● Exercise description: Pull out every line below that contains the word "Documents".

Records contained in a dataset:
#####

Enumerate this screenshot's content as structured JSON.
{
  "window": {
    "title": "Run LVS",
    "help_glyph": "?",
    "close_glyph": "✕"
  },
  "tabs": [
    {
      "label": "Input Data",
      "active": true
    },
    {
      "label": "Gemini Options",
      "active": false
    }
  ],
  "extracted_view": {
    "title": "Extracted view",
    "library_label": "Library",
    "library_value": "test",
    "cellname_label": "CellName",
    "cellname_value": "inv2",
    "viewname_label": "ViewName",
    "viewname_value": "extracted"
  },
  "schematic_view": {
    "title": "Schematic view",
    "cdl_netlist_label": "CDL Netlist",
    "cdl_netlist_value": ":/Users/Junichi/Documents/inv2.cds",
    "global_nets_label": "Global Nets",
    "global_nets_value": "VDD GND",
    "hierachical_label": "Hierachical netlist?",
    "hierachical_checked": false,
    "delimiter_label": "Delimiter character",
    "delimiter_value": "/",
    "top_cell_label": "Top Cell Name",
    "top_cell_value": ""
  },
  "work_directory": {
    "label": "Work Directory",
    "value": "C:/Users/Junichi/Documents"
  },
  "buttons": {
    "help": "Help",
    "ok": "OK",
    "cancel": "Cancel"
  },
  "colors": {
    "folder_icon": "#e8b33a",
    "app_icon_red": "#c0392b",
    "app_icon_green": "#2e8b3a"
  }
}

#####

● Problem solution:
    "cdl_netlist_value": ":/Users/Junichi/Documents/inv2.cds",
    "value": "C:/Users/Junichi/Documents"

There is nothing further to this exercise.